Posts Tagged ‘AAZK’

Bay Area Zookeepers Host Art Gallery Fundraiser

by | October 16th, 2014
Bay Area AAZK members have a good time while raising money for animals in the wild.

Bay Area AAZK members have a good time while raising money for animals in the wild.

Oakland Zoo is not only an advocate for conservation, but also for quality captive animal care and zookeeper professional development. With major assistance from Oakland Zoo every year, the Bay Area Chapter of the American Association of Zookeepers (AAZK) has had great success fundraising money for conservation. One of the most successful fundraisers is a part of AAZK’s national fundraiser, Bowling for Rhinos (BFR).  This event is celebrated by various AAZK chapters across the country to raise money for the Lewa Wildlife Conservancy, the International Rhino Foundation, and Action for Cheetahs in Kenya.  In addition to BFR, the Bay Area Chapter fund raises to help support local and international conservation organizations such as the California Condor Recovery Program and the Giraffe Conservation Foundation. This year, Bay Area AAZK set out to raise a minimum of $15,000 for conservation and professional development and today’s total stands at just over $14,000.  The chapter has one more fundraiser this year to exceed this goal.

paintings for DTPC fundraiser

Animal Painting that will be available for auction at Bay Area AAZK event.

Bay Area AAZK will be holding its first ever Art Gallery Fundraiser to raise funds for the Desert Tortoise Preserve Committee (DTPC).  DTPC is dedicated to establishing preserves for California and Nevada’s state reptile, researching the species, and educating the public.  The Art Gallery Fundraiser will display various types of art, from paintings created by animals to beautiful animal and nature-inspired photographs.  Donations will be raised via silent auction.  The event will be held at the Oakland Zoo in the Marian Zimmer Auditorium beginning at 7:00pm on Saturday, October 25 and will end at 10:00pm. The cost is $10.00 at the door.  All ages are encouraged to attend and help BAAAZK support the deserving Desert Tortoise Preservation Committee.

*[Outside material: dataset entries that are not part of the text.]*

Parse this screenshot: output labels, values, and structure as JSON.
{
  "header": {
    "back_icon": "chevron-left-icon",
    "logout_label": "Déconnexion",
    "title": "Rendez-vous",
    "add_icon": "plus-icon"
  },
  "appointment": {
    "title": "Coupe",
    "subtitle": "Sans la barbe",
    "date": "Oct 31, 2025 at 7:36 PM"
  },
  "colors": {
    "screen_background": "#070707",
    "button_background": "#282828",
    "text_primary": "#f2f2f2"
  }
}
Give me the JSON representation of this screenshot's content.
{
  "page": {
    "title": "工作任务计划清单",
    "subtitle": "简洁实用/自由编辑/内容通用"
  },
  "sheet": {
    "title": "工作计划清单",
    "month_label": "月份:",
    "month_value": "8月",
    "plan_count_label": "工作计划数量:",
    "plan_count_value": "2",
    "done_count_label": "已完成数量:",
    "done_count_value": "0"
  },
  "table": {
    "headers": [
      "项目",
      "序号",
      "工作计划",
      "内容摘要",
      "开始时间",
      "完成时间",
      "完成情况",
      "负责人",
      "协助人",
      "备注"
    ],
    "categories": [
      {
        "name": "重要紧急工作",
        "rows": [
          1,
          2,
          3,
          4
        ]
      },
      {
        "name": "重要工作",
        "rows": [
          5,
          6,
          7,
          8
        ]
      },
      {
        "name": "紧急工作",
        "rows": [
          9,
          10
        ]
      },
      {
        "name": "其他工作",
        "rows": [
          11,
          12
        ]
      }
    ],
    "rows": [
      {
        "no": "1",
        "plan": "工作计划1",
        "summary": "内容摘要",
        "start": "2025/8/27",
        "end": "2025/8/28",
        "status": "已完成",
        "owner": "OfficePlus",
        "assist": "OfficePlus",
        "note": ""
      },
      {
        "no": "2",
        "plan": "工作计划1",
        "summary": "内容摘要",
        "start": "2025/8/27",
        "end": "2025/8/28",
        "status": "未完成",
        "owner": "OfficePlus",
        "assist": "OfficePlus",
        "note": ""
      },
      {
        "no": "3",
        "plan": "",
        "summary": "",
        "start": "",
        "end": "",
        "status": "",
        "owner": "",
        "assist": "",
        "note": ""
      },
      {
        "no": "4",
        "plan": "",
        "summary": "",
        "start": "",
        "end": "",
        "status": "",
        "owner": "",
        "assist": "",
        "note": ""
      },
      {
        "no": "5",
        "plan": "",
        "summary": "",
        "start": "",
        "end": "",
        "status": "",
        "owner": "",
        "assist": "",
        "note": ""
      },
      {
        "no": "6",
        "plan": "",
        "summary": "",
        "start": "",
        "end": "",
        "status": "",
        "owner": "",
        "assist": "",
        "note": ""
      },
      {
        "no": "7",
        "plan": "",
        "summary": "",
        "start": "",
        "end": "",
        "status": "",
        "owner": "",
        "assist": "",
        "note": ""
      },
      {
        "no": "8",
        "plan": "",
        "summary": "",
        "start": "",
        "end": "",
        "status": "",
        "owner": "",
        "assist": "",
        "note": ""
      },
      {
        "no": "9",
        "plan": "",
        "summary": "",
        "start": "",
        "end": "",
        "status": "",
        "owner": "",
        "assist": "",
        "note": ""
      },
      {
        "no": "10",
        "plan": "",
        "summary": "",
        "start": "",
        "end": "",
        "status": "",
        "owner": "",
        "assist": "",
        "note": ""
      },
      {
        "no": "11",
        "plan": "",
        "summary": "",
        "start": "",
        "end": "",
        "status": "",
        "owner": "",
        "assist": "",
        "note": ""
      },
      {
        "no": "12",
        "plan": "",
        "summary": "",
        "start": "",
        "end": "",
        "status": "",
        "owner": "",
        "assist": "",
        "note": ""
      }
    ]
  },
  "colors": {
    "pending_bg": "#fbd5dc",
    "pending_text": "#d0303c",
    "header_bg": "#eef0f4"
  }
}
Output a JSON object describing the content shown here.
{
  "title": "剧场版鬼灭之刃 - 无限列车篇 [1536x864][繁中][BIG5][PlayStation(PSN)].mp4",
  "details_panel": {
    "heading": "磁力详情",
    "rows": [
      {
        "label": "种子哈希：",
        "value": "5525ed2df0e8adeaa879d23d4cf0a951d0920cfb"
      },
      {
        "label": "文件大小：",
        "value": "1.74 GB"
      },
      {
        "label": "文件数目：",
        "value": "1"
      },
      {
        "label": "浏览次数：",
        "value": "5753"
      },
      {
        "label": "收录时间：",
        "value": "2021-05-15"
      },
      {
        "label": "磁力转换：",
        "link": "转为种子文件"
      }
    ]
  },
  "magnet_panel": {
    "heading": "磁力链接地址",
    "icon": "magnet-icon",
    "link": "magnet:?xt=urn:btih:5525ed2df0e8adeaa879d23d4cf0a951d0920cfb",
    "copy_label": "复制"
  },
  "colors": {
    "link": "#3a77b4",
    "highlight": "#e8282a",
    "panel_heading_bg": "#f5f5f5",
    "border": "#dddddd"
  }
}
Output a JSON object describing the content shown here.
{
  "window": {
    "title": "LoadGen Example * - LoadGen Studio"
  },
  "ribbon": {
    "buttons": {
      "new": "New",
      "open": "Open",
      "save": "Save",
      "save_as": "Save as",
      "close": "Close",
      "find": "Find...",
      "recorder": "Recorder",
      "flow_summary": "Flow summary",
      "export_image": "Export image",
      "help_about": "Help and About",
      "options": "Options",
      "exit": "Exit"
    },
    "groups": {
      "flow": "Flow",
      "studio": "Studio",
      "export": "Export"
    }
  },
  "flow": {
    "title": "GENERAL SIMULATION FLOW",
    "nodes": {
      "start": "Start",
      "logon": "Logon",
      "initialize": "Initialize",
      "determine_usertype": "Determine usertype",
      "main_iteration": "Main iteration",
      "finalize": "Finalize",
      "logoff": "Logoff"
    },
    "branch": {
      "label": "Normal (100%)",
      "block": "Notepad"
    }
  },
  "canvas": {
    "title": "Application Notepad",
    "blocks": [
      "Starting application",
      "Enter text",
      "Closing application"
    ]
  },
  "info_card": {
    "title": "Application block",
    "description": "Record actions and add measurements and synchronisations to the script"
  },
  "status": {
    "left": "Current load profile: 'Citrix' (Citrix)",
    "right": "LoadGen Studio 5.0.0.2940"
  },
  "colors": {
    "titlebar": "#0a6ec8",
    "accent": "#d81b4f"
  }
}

Monies raised at this event will help DTPC purchase additional land, which will be turned into preserves for the tortoises. Funding also helps DTPC with their education program and guided tours, which provides tours through the Desert Tortoise Research Natural Area (DTRNA).  This is a 39.5 square mile tortoise preserve.

For additional information about this event or Bay Area AAZA, go to bayareaaazk@gmail.com.

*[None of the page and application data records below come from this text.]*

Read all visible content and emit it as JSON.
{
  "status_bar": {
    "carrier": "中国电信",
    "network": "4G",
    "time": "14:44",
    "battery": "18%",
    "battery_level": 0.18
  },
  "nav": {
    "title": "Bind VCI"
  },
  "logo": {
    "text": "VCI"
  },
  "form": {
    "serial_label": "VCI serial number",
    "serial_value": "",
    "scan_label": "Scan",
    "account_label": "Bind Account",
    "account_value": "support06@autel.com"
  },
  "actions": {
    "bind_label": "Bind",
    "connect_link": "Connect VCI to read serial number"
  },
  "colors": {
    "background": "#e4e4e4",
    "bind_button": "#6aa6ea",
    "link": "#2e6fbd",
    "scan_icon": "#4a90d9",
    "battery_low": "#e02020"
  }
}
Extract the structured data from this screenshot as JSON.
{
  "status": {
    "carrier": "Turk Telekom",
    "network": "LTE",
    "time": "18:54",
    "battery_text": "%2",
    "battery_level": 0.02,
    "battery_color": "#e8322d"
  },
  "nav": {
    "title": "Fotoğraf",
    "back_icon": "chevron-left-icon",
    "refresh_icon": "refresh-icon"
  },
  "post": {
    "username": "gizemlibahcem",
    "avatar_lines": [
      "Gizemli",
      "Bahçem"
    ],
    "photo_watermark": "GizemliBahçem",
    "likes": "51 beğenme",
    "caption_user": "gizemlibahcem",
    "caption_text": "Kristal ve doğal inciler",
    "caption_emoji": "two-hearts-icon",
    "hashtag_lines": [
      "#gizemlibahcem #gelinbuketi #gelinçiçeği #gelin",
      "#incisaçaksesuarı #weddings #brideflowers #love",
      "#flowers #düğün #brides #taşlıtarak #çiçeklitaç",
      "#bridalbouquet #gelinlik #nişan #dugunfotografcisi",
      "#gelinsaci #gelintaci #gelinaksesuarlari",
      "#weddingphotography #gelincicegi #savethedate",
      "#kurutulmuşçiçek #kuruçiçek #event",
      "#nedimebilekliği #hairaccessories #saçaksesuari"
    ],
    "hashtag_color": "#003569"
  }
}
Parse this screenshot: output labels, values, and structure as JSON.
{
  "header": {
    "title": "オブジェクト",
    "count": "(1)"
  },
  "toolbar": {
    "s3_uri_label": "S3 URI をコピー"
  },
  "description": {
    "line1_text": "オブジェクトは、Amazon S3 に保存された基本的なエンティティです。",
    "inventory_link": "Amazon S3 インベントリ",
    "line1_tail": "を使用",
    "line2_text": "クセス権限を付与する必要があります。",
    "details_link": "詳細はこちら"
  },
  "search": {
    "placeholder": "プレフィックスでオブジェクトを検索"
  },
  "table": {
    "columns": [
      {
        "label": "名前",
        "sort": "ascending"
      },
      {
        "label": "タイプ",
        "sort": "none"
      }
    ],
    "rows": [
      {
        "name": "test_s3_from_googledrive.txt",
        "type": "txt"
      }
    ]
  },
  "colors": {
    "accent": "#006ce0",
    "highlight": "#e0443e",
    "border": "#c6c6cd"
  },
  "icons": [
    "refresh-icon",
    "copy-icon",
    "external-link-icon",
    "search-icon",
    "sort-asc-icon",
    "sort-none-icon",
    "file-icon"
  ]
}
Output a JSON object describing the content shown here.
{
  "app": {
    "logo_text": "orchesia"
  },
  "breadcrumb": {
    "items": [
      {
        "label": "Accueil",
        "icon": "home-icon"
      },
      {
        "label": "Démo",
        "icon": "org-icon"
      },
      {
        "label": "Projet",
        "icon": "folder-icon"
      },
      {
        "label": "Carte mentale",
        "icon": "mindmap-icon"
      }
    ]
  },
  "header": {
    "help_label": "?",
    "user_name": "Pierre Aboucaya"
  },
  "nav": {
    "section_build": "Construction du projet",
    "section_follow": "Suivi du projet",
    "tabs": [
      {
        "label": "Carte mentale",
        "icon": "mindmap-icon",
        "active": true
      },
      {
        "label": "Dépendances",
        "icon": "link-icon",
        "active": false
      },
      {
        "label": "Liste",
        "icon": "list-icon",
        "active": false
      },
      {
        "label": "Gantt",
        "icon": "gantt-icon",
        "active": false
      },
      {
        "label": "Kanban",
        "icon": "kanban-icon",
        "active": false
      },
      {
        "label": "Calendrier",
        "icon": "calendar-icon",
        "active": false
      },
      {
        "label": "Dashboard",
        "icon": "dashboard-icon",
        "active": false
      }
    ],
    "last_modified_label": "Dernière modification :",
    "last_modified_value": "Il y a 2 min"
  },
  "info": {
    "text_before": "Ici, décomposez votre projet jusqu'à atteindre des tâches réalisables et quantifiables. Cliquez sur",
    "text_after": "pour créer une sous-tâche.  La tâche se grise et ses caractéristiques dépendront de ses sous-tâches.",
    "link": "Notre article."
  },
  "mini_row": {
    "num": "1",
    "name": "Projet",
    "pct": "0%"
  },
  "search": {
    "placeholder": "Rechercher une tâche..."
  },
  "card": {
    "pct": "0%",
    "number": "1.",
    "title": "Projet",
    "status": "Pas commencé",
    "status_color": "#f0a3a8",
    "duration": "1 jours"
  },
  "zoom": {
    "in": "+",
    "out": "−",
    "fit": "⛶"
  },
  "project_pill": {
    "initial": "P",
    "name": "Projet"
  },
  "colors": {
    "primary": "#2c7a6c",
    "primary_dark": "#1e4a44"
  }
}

PBI Leadership Camp — Blog 4

by | October 10th, 2011

Touching the Taiga – Making Connections that Matter

Victor Alm – Oakland Zoo, Zoological Manager

Today we went out on the Tundra Buggy and took a drive to the transitional forest (Taiga); it borders the tundra where we have so far spent most of our time during leadership camp.  On our way there, we were lucky enough to see a gray wolf along with an adult male caribou.

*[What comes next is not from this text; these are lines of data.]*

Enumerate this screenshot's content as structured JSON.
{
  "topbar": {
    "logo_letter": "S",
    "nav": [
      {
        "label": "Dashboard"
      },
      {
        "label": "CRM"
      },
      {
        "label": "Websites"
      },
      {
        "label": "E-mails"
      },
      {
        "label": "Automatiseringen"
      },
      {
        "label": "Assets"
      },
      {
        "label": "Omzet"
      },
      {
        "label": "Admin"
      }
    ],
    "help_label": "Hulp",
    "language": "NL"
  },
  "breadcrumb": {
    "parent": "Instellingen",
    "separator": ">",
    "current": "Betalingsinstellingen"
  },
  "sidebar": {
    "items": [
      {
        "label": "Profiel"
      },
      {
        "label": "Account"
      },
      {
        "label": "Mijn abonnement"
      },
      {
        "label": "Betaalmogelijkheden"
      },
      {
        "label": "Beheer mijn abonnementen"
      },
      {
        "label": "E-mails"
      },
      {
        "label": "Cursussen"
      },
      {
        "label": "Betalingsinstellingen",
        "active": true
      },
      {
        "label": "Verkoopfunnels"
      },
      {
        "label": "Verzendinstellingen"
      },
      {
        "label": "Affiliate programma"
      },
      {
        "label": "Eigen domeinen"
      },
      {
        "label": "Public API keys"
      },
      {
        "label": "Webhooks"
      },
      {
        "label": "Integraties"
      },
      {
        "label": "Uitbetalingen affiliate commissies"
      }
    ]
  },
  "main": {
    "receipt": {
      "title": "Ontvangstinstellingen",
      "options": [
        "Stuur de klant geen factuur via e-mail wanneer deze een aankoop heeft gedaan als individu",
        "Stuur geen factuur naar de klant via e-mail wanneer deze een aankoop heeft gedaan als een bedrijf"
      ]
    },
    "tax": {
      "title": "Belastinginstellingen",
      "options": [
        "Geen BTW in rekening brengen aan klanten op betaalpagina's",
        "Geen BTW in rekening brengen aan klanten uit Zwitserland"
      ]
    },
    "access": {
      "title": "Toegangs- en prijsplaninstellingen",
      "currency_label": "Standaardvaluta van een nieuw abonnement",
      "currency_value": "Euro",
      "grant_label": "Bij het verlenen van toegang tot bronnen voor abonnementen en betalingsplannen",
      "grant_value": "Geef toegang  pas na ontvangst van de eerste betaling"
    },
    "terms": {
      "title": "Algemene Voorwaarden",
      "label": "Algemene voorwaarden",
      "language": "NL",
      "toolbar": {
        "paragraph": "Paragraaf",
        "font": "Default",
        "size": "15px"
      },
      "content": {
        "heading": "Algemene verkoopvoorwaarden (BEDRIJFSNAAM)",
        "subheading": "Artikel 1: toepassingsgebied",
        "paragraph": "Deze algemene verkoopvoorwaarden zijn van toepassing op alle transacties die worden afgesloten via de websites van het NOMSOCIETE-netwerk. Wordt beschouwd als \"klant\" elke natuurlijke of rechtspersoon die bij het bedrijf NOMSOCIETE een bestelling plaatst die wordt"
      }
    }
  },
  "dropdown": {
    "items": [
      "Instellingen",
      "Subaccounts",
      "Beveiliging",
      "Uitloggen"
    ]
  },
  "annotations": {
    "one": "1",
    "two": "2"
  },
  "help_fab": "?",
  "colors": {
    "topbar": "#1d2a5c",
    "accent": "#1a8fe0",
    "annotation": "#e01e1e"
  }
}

Timber Wolf from Afar

We were also allowed briefly off the buggy, as there were no polar bears in the area, and walked around to experience the landscape. It was incredible as the ground was very spongy and full of the most beautiful mosses, lichens, and cracks in the ground called frost heaves.

The Terrain of the Taiga

However, we are not just here to sight see but to experience the landscape that is used by the female polar bear, for creating maternal dens.  The females do this by digging into low banks and ridges made of peat that supports small trees.   The trees and their roots give stability to the den on the top as well as the hard layer of permafrost (ground that is continuously frozen) on the bottom. With warming temperatures in the arctic, there has been alteration of weather patterns creating a warmer drier environment that is more susceptible to fire and the melting of permafrost. Both of these changes effect the den of the polar bear, making them less stable and prone to collapse.  This can kill bears or cause them to abandon their dens. This has the potential to cause even greater stress on the polar bear population near Churchill, which is already loosing numbers due to loss of their productive sea ice.  On top of this, it has been shown that the melting of permafrost can release another type of trapped gas called methane, which can amplify the warming effects in the atmosphere already seen from increased carbon emissions.

Polar Bear Migrating from the Coast

However, there is still hope and simple things we can do to help such as taking public transportation or carpooling to work. By doing this, you can help reduce the amount of greenhouse gases, such as carbon, that are going into the atmosphere.   When small actions are taken collectively, they can be very effective. But, if you want to cause a more lasting and meaningful change in the long-term, you should ask for higher fuel efficiency standards for our vehicles.     This is just one way we can have meaningful impacts towards stabilizing the tundra and taiga ecosystems, polar bear populations, as well as the numerous other ecosystems and animals that face habitat alteration due to a warming climate.

Other examples have been seen with numerous local AAZK (American Association of Zoo Keepers) chapters:  group tree planting or incentives for using home energy efficiency kits.  Check out my next post coming soon which talks about our final day in leadership camp.  Also, continue to follow our group blog from leadership camp

http://www.polarbearsinternational.org/programs/pbi-leadership-camps/groups/keeper-leadership-camp-1